140...............CANADA IN FLANDERS.
of the attack on the left, in the face of heavy pres-
sure on their exposed left flank.
The enemy meanwhile had been accumulating
strong forces, and finally, at about half-past nine, the
remnants of the Battalion were forced to evacuate
all the ground that had been gained. The with-
drawal was conducted with deliberation, through a
hail of bullets, but it cost us heavily.
One splendid incident among many may perhaps
explain the reason. Private Gledhill is eighteen
years of age. His grandfather owns a woollen mill
in Ben Miller, near Goderich, Ontario. Ben Miller
was, till lately, celebrated as the home of the fattest
man in the world, for there lived Mr. Jonathan
Miller, who weighed 400 lbs., and moved about in a
special carriage of his own. Private Gledhill,
destined perhaps to confer fresh fame on Ben Miller,
saw Germans advancing down the trench; saw also
that only three Canadians were left in the trench,
two with the machine-gun, and himself, as he said,
"running a rifle." Before he had time to observe
more, an invader's bomb most literally gave him a
lift home, and landed him uninjured outside the
trench with his rifle broken. He found another rifle
and fired awhile from the knee till it became neces-
sary to join the retreat. During that manoeuvre,

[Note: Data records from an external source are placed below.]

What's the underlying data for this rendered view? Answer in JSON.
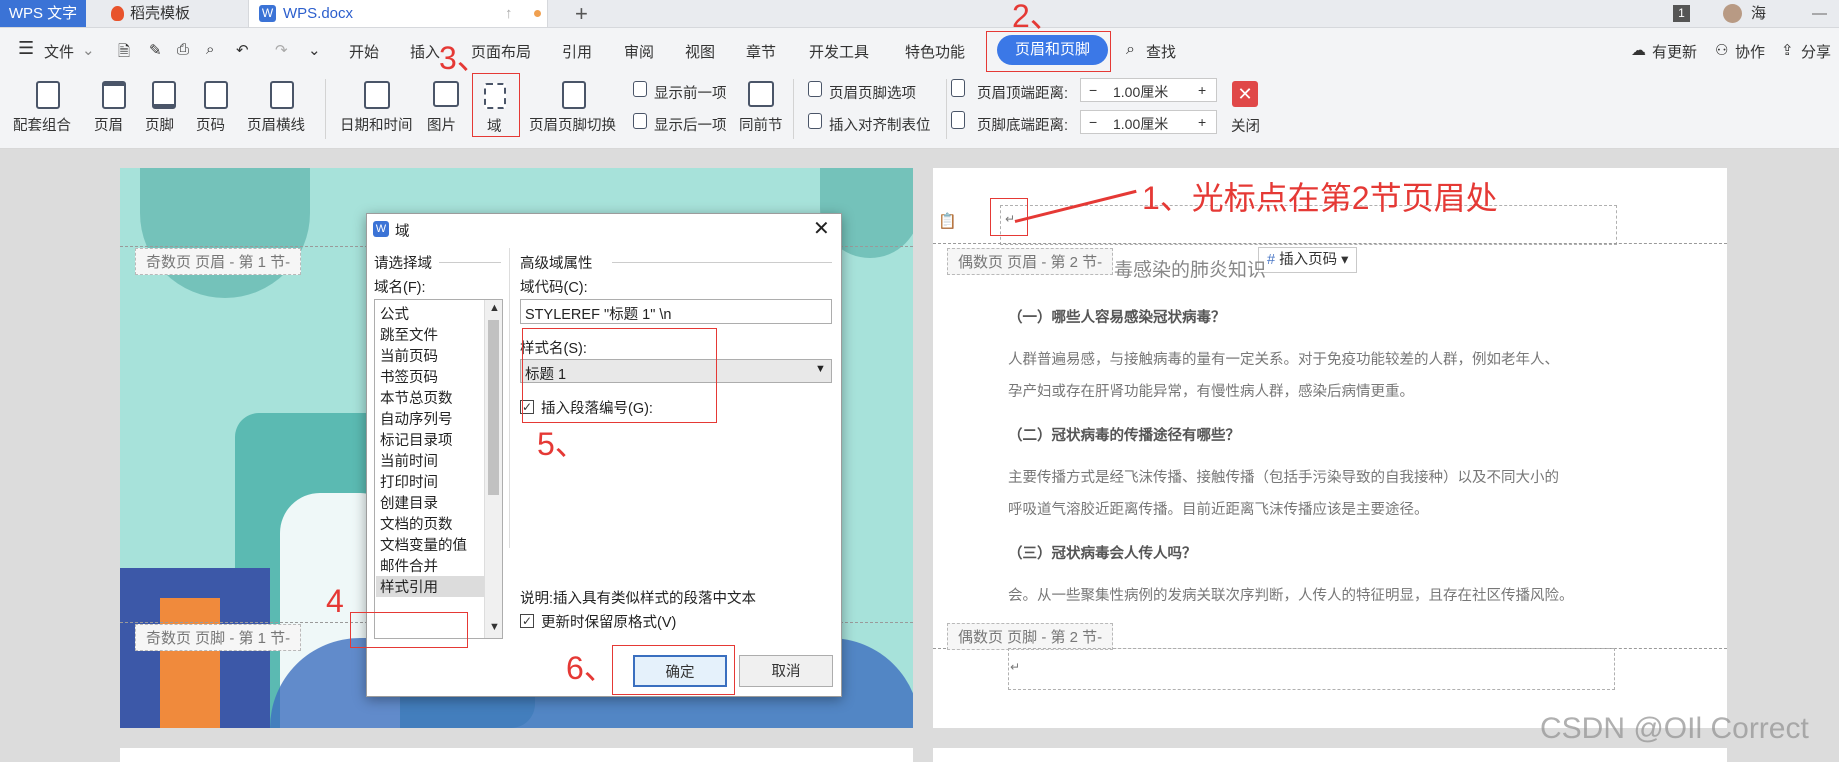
{
  "tabs": {
    "app": "WPS 文字",
    "template": "稻壳模板",
    "doc": "WPS.docx",
    "add": "+",
    "page_badge": "1",
    "user": "海"
  },
  "menu": {
    "file": "文件",
    "items": [
      "开始",
      "插入",
      "页面布局",
      "引用",
      "审阅",
      "视图",
      "章节",
      "开发工具",
      "特色功能"
    ],
    "active": "页眉和页脚",
    "search": "查找",
    "right": [
      "有更新",
      "协作",
      "分享"
    ]
  },
  "ribbon": {
    "combo": "配套组合",
    "header": "页眉",
    "footer": "页脚",
    "pagenum": "页码",
    "headerline": "页眉横线",
    "datetime": "日期和时间",
    "picture": "图片",
    "field": "域",
    "switch": "页眉页脚切换",
    "show_prev": "显示前一项",
    "show_next": "显示后一项",
    "same_prev": "同前节",
    "hf_options": "页眉页脚选项",
    "insert_tab": "插入对齐制表位",
    "top_dist_label": "页眉顶端距离:",
    "top_dist": "1.00厘米",
    "bottom_dist_label": "页脚底端距离:",
    "bottom_dist": "1.00厘米",
    "minus": "−",
    "plus": "+",
    "close": "关闭"
  },
  "annotations": {
    "n1": "1、光标点在第2节页眉处",
    "n2": "2、",
    "n3": "3、",
    "n4": "4",
    "n5": "5、",
    "n6": "6、"
  },
  "left_page": {
    "header_tag": "奇数页 页眉 - 第 1 节-",
    "footer_tag": "奇数页 页脚 - 第 1 节-"
  },
  "right_page": {
    "header_tag": "偶数页 页眉 - 第 2 节-",
    "footer_tag": "偶数页 页脚 - 第 2 节-",
    "insert_pagenum": "插入页码",
    "title_partial": "毒感染的肺炎知识",
    "q1": "（一）哪些人容易感染冠状病毒？",
    "p1a": "人群普遍易感，与接触病毒的量有一定关系。对于免疫功能较差的人群，例如老年人、",
    "p1b": "孕产妇或存在肝肾功能异常，有慢性病人群，感染后病情更重。",
    "q2": "（二）冠状病毒的传播途径有哪些？",
    "p2a": "主要传播方式是经飞沫传播、接触传播（包括手污染导致的自我接种）以及不同大小的",
    "p2b": "呼吸道气溶胶近距离传播。目前近距离飞沫传播应该是主要途径。",
    "q3": "（三）冠状病毒会人传人吗？",
    "p3": "会。从一些聚集性病例的发病关联次序判断，人传人的特征明显，且存在社区传播风险。"
  },
  "dialog": {
    "title": "域",
    "choose_field": "请选择域",
    "field_name": "域名(F):",
    "fields": [
      "公式",
      "跳至文件",
      "当前页码",
      "书签页码",
      "本节总页数",
      "自动序列号",
      "标记目录项",
      "当前时间",
      "打印时间",
      "创建目录",
      "文档的页数",
      "文档变量的值",
      "邮件合并",
      "样式引用"
    ],
    "selected_field": "样式引用",
    "advanced": "高级域属性",
    "field_code_label": "域代码(C):",
    "field_code": "STYLEREF \"标题 1\" \\n",
    "style_name_label": "样式名(S):",
    "style_name": "标题 1",
    "insert_para_num": "插入段落编号(G):",
    "desc": "说明:插入具有类似样式的段落中文本",
    "keep_format": "更新时保留原格式(V)",
    "ok": "确定",
    "cancel": "取消"
  },
  "watermark": "CSDN @OIl Correct"
}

which required caution, he fell over Lieut. Brown
wounded, and offered to convoy him home.
"Thanks, no," said the lieutenant, "I can crawl."
Then Private Frank Ullock, late a livery stable
keeper at Chatham, New Brunswick, but now with
one leg missing, said, " Will you take me?" " Sure,"
replied Gledhill. But Frank Ullock is a heavy man
and could not well be lifted. So Gledhill got down